Physical
: Transmission of raw
-
bits over communication
channel. Here
major issues are with the interface
procedures and definition of data.


Typically the protocol Architecture would see flows in the
following way.



Sender ↔ Router ↔ Receiver




IP Protocol Stack. An alternative to OSI/ISO model. Also
known as TCP/IP Protocol stack.

APPLICATION

PRESENTATION

SESSION

TRANSPORT

NETWORK

DATA LINK

PHYSICAL

APPLICATION

PRESENTATION

SESSION

TRANSPORT

NETWORK

DATA LINK

PHYSICAL

APPLICATION

PRESENTATION

SESSION

TRANSPORT

NETWORK

DATA LINK

PHYSICAL




Typical
protocols:


Application layer:
FTP, HTTP, DNS, POP3, NTP, NNTP,
SMTP,

SNMP, SSH, RTP, rlogin, …


Transport layer
: TCP, UDP, DCCP, …


IP layer:
IP (IPv4, IPv6), ICMP, IGMP, ARP, RARP, ..


DataLink
: Ethernet, Token
-
ring, Wi
-
Fi, PPP, SLIP, FDDI,
ATM, Frame Relay, Bluetooth, …


Physical:

Modems, ISDN, RS232, USB, …


IP Address.


Application

Application

Transport

Transport

Network

Network

Network

Network

DLink

li

DLi nk

li

DLi nk

li

DLi nk

li

Physi cal

p

li

Physi cal

p

li

Phys
i cal

p

li

Physi cal

p

li

Peer
-
to
-
Peer

Peer
-
to
-
Peer


IP address class:


Class A: 0 + 7 network ID bits + 24 host ID bits

Class B: 10 + 14 network ID bits + 16 host ID bits

Class C: 110 + 21 network ID bits + 8 host ID bits

Class D: 1110 + 28 multicast address bits


Address formats:


network. local.local
.local (for class A IDs)


network.network.network.local (for class C IDs)


IP address of a device
MAC address (physical ID)

MAC address is a permanently stamped address. IP
address is stored in a configuration file in the loca
l
disk.


Subnets:


A single network may be split into a multiple
networks for internal use but appear as a single
network to outsider. This is the concept of subnets.


Subnet mask. An address such that when added to
network address (in bitwise
-
and) splits

the address
into network + subnet + host address.

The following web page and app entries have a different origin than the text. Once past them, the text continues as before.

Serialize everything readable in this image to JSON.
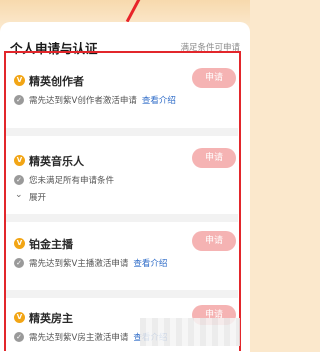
{
  "section": {
    "title": "个人申请与认证",
    "hint": "满足条件可申请"
  },
  "items": [
    {
      "title": "精英创作者",
      "button": "申请",
      "desc": "需先达到紫V创作者激活申请",
      "link": "查看介绍"
    },
    {
      "title": "精英音乐人",
      "button": "申请",
      "desc": "您未满足所有申请条件",
      "expand": "展开"
    },
    {
      "title": "铂金主播",
      "button": "申请",
      "desc": "需先达到紫V主播激活申请",
      "link": "查看介绍"
    },
    {
      "title": "精英房主",
      "button": "申请",
      "desc": "需先达到紫V房主激活申请",
      "link": "查看介绍"
    }
  ],
  "colors": {
    "accent_badge": "#f2a515",
    "apply_button": "#f5b3b3",
    "link": "#2f6cc8",
    "highlight": "#e2262b"
  }
}
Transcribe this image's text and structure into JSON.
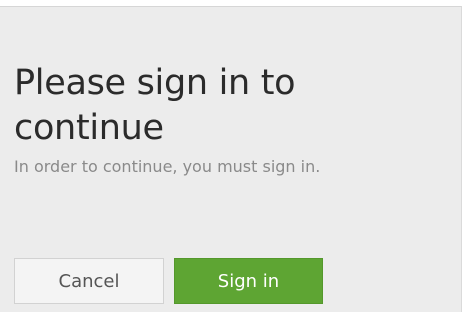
{
  "dialog": {
    "title": "Please sign in to continue",
    "message": "In order to continue, you must sign in.",
    "buttons": {
      "cancel_label": "Cancel",
      "signin_label": "Sign in"
    }
  },
  "colors": {
    "panel_background": "#ececec",
    "primary_button": "#5ea533",
    "secondary_button": "#f4f4f4"
  }
}
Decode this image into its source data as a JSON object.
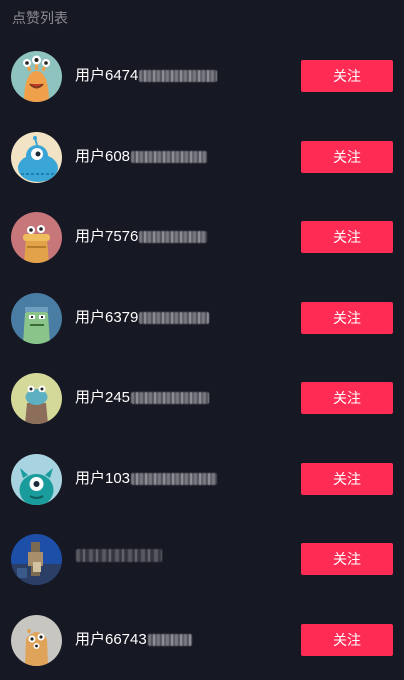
{
  "header": {
    "title": "点赞列表"
  },
  "colors": {
    "background": "#161823",
    "accent": "#fe2c55",
    "muted_text": "#8a8b91"
  },
  "users": [
    {
      "name_visible": "用户6474",
      "follow_label": "关注",
      "avatar_icon": "monster-orange-eyes-icon"
    },
    {
      "name_visible": "用户608",
      "follow_label": "关注",
      "avatar_icon": "monster-blue-icon"
    },
    {
      "name_visible": "用户7576",
      "follow_label": "关注",
      "avatar_icon": "monster-bread-icon"
    },
    {
      "name_visible": "用户6379",
      "follow_label": "关注",
      "avatar_icon": "monster-green-icon"
    },
    {
      "name_visible": "用户245",
      "follow_label": "关注",
      "avatar_icon": "monster-pot-icon"
    },
    {
      "name_visible": "用户103",
      "follow_label": "关注",
      "avatar_icon": "monster-teal-icon"
    },
    {
      "name_visible": "",
      "follow_label": "关注",
      "avatar_icon": "photo-avatar-icon"
    },
    {
      "name_visible": "用户66743",
      "follow_label": "关注",
      "avatar_icon": "monster-tan-icon"
    }
  ]
}
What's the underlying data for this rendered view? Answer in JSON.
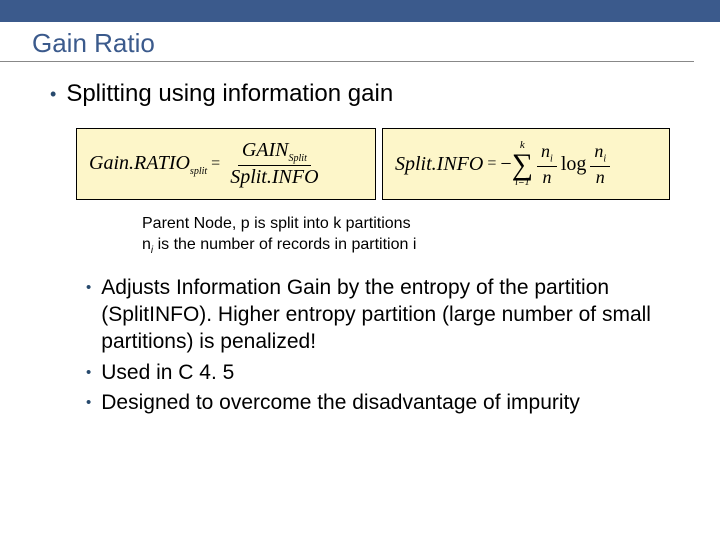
{
  "title": "Gain Ratio",
  "top_bullet": "Splitting using information gain",
  "formula1": {
    "lhs_name": "Gain.RATIO",
    "lhs_sub": "split",
    "num_name": "GAIN",
    "num_sub": "Split",
    "den_name": "Split.INFO"
  },
  "formula2": {
    "lhs_name": "Split.INFO",
    "sum_upper": "k",
    "sum_lower": "i=1",
    "frac_num_var": "n",
    "frac_num_sub": "i",
    "frac_den_var": "n",
    "log_label": "log"
  },
  "caption": {
    "line1": "Parent Node, p is split into k partitions",
    "line2_a": "n",
    "line2_sub": "i",
    "line2_b": " is the number of records in partition i"
  },
  "bullets": [
    "Adjusts Information Gain by the entropy of the partition (SplitINFO). Higher entropy partition (large number of small partitions) is penalized!",
    "Used in C 4. 5",
    "Designed to overcome the disadvantage of impurity"
  ]
}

e.g. IP address: 12.11.10.9 subnet mask 255.254.0.0


Since the leading bit begins with 0, it’s a Class A
network with address 12.0.0.0



00001100 00001011 00001010 00001001

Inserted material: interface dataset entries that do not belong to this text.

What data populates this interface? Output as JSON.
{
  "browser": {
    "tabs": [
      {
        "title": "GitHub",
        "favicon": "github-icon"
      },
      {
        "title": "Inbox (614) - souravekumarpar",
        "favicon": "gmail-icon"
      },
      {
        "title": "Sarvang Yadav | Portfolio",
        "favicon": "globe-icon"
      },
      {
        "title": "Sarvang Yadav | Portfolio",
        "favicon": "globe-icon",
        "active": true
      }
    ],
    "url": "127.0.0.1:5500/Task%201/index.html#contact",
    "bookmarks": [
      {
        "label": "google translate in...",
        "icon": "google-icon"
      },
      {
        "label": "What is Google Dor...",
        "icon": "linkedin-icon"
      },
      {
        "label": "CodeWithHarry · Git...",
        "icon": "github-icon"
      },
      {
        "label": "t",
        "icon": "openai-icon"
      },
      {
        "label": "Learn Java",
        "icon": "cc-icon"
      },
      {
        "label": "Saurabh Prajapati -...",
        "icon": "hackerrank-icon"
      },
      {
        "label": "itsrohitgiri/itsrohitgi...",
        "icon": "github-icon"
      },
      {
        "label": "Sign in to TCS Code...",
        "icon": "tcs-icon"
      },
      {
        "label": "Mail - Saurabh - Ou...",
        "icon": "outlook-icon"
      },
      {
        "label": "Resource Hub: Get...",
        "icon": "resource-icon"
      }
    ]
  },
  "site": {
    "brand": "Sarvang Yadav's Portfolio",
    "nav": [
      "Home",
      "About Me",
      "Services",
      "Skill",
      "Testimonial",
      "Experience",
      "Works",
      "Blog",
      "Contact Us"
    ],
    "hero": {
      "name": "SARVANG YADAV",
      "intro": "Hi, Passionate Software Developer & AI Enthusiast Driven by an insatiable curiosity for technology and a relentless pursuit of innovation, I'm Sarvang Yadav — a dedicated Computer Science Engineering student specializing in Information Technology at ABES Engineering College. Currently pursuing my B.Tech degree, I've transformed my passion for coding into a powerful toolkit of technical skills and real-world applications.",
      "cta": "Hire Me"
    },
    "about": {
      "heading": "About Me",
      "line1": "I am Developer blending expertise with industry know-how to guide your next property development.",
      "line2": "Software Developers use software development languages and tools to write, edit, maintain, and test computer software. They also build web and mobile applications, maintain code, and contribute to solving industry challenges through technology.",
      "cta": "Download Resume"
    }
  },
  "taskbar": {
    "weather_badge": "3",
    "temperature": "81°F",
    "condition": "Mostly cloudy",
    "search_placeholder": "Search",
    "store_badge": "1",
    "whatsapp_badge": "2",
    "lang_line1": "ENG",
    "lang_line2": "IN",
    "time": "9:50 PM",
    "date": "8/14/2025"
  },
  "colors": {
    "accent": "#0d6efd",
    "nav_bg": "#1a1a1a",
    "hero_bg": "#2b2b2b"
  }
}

IP

+
11111111 11111110 000
00000 00000000

Subnet

___________________________________________


00001100 00001010 |
00000000 00000000



Network is extended by 7 more bits. Therefore, this is
subnet 10.

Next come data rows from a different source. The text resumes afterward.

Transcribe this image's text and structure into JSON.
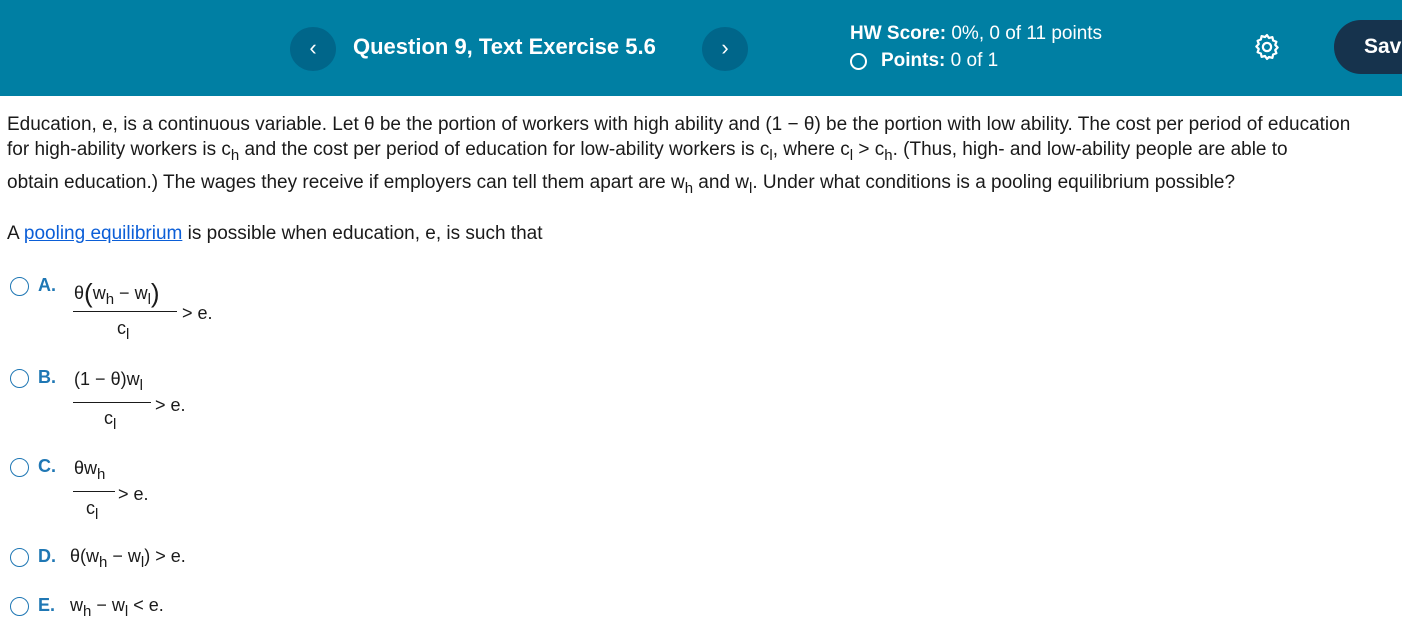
{
  "header": {
    "prev_label": "‹",
    "next_label": "›",
    "question_title": "Question 9, Text Exercise 5.6",
    "hw_score_label": "HW Score:",
    "hw_score_value": "0%, 0 of 11 points",
    "points_label": "Points:",
    "points_value": "0 of 1",
    "settings_icon": "gear-icon",
    "save_label": "Sav",
    "colors": {
      "bar": "#007fa3",
      "nav_button": "#00668a",
      "save_button": "#16334d"
    }
  },
  "question": {
    "line1": "Education, e, is a continuous variable.  Let θ be the portion of workers with high ability and (1 − θ) be the portion with low ability.  The cost per period of education",
    "line2_a": "for high-ability workers is c",
    "line2_b": "h",
    "line2_c": " and the cost per period of education for low-ability workers is c",
    "line2_d": "l",
    "line2_e": ", where c",
    "line2_f": "l",
    "line2_g": " > c",
    "line2_h": "h",
    "line2_i": ".  (Thus, high- and low-ability people are able to",
    "line3_a": "obtain education.)  The wages they receive if employers can tell them apart are w",
    "line3_b": "h",
    "line3_c": " and w",
    "line3_d": "l",
    "line3_e": ".  Under what conditions is a pooling equilibrium possible?",
    "prompt_a": "A ",
    "prompt_link": "pooling equilibrium",
    "prompt_b": " is possible when education, e, is such that"
  },
  "options": [
    {
      "letter": "A.",
      "numerator": "θ(w_h − w_l)",
      "denominator": "c_l",
      "tail": "> e."
    },
    {
      "letter": "B.",
      "numerator": "(1 − θ)w_l",
      "denominator": "c_l",
      "tail": "> e."
    },
    {
      "letter": "C.",
      "numerator": "θw_h",
      "denominator": "c_l",
      "tail": "> e."
    },
    {
      "letter": "D.",
      "expression": "θ(w_h − w_l) > e."
    },
    {
      "letter": "E.",
      "expression": "w_h − w_l < e."
    }
  ],
  "symbols": {
    "theta": "θ",
    "minus": "−",
    "w": "w",
    "c": "c",
    "h": "h",
    "l": "l",
    "e": "e.",
    "gt": ">",
    "lt": "<",
    "one": "1",
    "lparen": "(",
    "rparen": ")"
  }
}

The remaining host part is 0.1.10.9 is the host
address.


IP and subnet masks

are often presented together in
this format. e.g. Network address = 154.4.32.0 ,
subnet mask = 255.255.224.0. In this case, the
network address can be written as 154.4.32.0/19

indicating subnet has 19 bits for the network portion
of address, and has rema
ining 13 bits for host part.


Therefore, total number of subnets =

-
2 = 6

Total numbe of hosts per subnet =


Classless Interdomain Routing (CIDR)


Classfull addresses waste a lot of addresses. Ideally,
we
could bunch similar network addresses together
and reduce ARP table considerably. For a good
example, see Tanenbaum


Some distinct networks:

a.

127.0.0.0 is used for loop
-
back address
(typically in the form of 127.0.0.1)

b.

When host address is either all 0s (4
.2BSD) or
all 1s (Unix OS standard), it’s considered a
broadcast message.

c.

For mobile objects, two addresses: Home
address (permanent), and a care
-
of address. Used
only for forwarding IP datagrams and admin
functions. Higher layers never use them.

d.

Care
-
of a
ddresses two types: Foreign agent
address, and Co
-
located care of address where
mails are sent directly to the device on a foreign
net.


TCP/IP includes a protocol suit ARP (Address
Resolution Protocol) to map IP addresses to physical
addresses by network

administrators. The constructed
table is called ARP cache.


RARP = Reverse Address resolution Protocol permits
the inverse mapping from MAC to corresponding IP
address. Hosts such as diskless workstations only
knows their MAC addresses when booted but not

their IP addresses. This must be obtained from an
RARP server source. (RFC 903 for details).